Write every entry out again, exactly as given.

Data about app and page elements -

• • •

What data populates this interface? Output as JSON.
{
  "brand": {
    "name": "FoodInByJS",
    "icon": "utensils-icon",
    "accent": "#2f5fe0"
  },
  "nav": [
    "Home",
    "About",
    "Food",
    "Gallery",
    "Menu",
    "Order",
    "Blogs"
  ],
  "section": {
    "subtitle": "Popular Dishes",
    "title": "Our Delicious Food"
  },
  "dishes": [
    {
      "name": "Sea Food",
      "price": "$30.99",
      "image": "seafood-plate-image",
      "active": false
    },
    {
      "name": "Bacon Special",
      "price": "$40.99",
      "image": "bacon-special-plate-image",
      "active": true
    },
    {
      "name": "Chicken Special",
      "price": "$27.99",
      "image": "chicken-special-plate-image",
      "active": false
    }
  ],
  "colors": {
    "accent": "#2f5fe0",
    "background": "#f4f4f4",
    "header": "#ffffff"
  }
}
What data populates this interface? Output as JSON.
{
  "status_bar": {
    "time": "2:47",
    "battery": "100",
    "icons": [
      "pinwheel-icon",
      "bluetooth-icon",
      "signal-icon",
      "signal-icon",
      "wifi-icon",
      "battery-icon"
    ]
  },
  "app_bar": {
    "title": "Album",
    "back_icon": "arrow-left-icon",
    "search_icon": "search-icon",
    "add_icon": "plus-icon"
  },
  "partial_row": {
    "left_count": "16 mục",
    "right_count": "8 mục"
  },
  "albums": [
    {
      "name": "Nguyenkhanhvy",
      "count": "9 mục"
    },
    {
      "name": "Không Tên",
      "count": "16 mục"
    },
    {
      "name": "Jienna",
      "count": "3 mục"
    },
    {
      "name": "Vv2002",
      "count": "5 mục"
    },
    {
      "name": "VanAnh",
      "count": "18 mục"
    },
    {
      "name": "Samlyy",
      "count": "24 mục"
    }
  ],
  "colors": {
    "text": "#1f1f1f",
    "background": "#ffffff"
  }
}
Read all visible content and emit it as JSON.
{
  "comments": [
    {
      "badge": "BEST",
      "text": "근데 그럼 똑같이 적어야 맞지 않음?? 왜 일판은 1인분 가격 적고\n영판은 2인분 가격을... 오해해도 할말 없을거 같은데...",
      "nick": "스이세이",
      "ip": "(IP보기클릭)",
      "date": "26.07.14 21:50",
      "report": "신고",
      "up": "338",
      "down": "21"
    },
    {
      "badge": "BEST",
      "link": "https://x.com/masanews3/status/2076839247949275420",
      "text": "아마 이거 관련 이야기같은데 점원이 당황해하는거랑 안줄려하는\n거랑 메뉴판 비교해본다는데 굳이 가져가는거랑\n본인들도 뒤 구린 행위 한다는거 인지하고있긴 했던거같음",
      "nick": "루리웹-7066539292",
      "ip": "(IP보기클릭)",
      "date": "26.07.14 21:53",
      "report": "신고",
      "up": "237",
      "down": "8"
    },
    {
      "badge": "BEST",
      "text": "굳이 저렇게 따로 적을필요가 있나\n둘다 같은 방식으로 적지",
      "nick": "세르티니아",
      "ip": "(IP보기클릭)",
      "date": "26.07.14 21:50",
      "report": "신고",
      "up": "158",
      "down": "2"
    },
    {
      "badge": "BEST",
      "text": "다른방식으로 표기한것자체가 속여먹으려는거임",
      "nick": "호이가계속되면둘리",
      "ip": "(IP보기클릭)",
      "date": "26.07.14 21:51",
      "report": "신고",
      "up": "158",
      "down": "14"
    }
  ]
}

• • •

WRITTEN SOLUTION -
What data populates this interface? Output as JSON.
{
  "brand": {
    "name": "FoodInByJS",
    "icon": "utensils-icon",
    "accent": "#2f5fe0"
  },
  "nav": [
    "Home",
    "About",
    "Food",
    "Gallery",
    "Menu",
    "Order",
    "Blogs"
  ],
  "section": {
    "subtitle": "Popular Dishes",
    "title": "Our Delicious Food"
  },
  "dishes": [
    {
      "name": "Sea Food",
      "price": "$30.99",
      "image": "seafood-plate-image",
      "active": false
    },
    {
      "name": "Bacon Special",
      "price": "$40.99",
      "image": "bacon-special-plate-image",
      "active": true
    },
    {
      "name": "Chicken Special",
      "price": "$27.99",
      "image": "chicken-special-plate-image",
      "active": false
    }
  ],
  "colors": {
    "accent": "#2f5fe0",
    "background": "#f4f4f4",
    "header": "#ffffff"
  }
}
What data populates this interface? Output as JSON.
{
  "status_bar": {
    "time": "2:47",
    "battery": "100",
    "icons": [
      "pinwheel-icon",
      "bluetooth-icon",
      "signal-icon",
      "signal-icon",
      "wifi-icon",
      "battery-icon"
    ]
  },
  "app_bar": {
    "title": "Album",
    "back_icon": "arrow-left-icon",
    "search_icon": "search-icon",
    "add_icon": "plus-icon"
  },
  "partial_row": {
    "left_count": "16 mục",
    "right_count": "8 mục"
  },
  "albums": [
    {
      "name": "Nguyenkhanhvy",
      "count": "9 mục"
    },
    {
      "name": "Không Tên",
      "count": "16 mục"
    },
    {
      "name": "Jienna",
      "count": "3 mục"
    },
    {
      "name": "Vv2002",
      "count": "5 mục"
    },
    {
      "name": "VanAnh",
      "count": "18 mục"
    },
    {
      "name": "Samlyy",
      "count": "24 mục"
    }
  ],
  "colors": {
    "text": "#1f1f1f",
    "background": "#ffffff"
  }
}
Read all visible content and emit it as JSON.
{
  "comments": [
    {
      "badge": "BEST",
      "text": "근데 그럼 똑같이 적어야 맞지 않음?? 왜 일판은 1인분 가격 적고\n영판은 2인분 가격을... 오해해도 할말 없을거 같은데...",
      "nick": "스이세이",
      "ip": "(IP보기클릭)",
      "date": "26.07.14 21:50",
      "report": "신고",
      "up": "338",
      "down": "21"
    },
    {
      "badge": "BEST",
      "link": "https://x.com/masanews3/status/2076839247949275420",
      "text": "아마 이거 관련 이야기같은데 점원이 당황해하는거랑 안줄려하는\n거랑 메뉴판 비교해본다는데 굳이 가져가는거랑\n본인들도 뒤 구린 행위 한다는거 인지하고있긴 했던거같음",
      "nick": "루리웹-7066539292",
      "ip": "(IP보기클릭)",
      "date": "26.07.14 21:53",
      "report": "신고",
      "up": "237",
      "down": "8"
    },
    {
      "badge": "BEST",
      "text": "굳이 저렇게 따로 적을필요가 있나\n둘다 같은 방식으로 적지",
      "nick": "세르티니아",
      "ip": "(IP보기클릭)",
      "date": "26.07.14 21:50",
      "report": "신고",
      "up": "158",
      "down": "2"
    },
    {
      "badge": "BEST",
      "text": "다른방식으로 표기한것자체가 속여먹으려는거임",
      "nick": "호이가계속되면둘리",
      "ip": "(IP보기클릭)",
      "date": "26.07.14 21:51",
      "report": "신고",
      "up": "158",
      "down": "14"
    }
  ]
}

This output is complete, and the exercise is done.